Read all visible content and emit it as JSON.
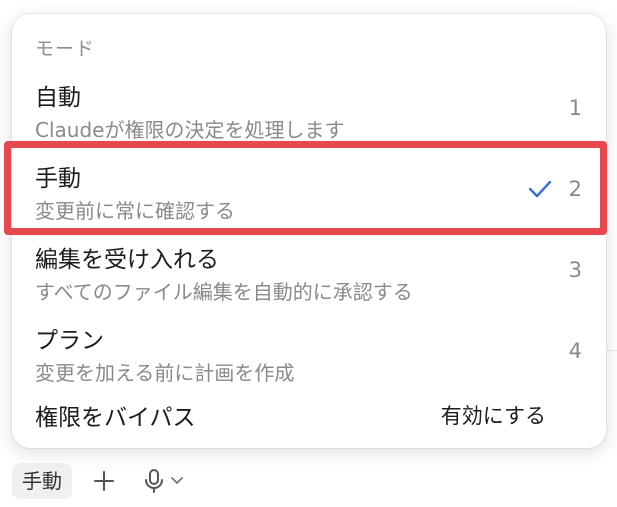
{
  "menu": {
    "header": "モード",
    "items": [
      {
        "title": "自動",
        "desc": "Claudeが権限の決定を処理します",
        "num": "1",
        "selected": false
      },
      {
        "title": "手動",
        "desc": "変更前に常に確認する",
        "num": "2",
        "selected": true
      },
      {
        "title": "編集を受け入れる",
        "desc": "すべてのファイル編集を自動的に承認する",
        "num": "3",
        "selected": false
      },
      {
        "title": "プラン",
        "desc": "変更を加える前に計画を作成",
        "num": "4",
        "selected": false
      }
    ],
    "bypass": {
      "title": "権限をバイパス",
      "action": "有効にする"
    }
  },
  "toolbar": {
    "mode_label": "手動",
    "add_icon": "plus-icon",
    "mic_icon": "microphone-icon",
    "chevron_icon": "chevron-down-icon"
  },
  "colors": {
    "accent_check": "#3b6fd4",
    "highlight": "#e5484d"
  }
}
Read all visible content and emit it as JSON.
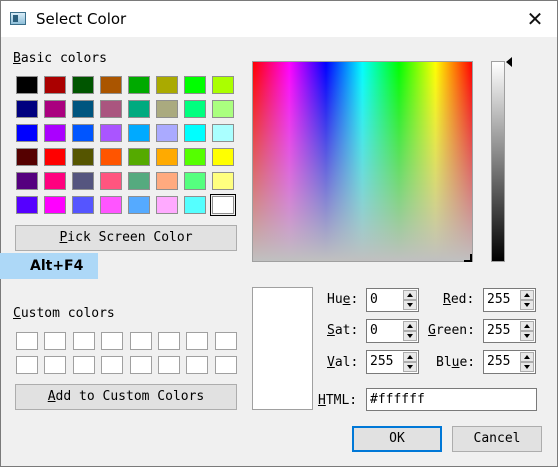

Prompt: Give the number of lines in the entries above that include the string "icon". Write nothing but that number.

Your response: 3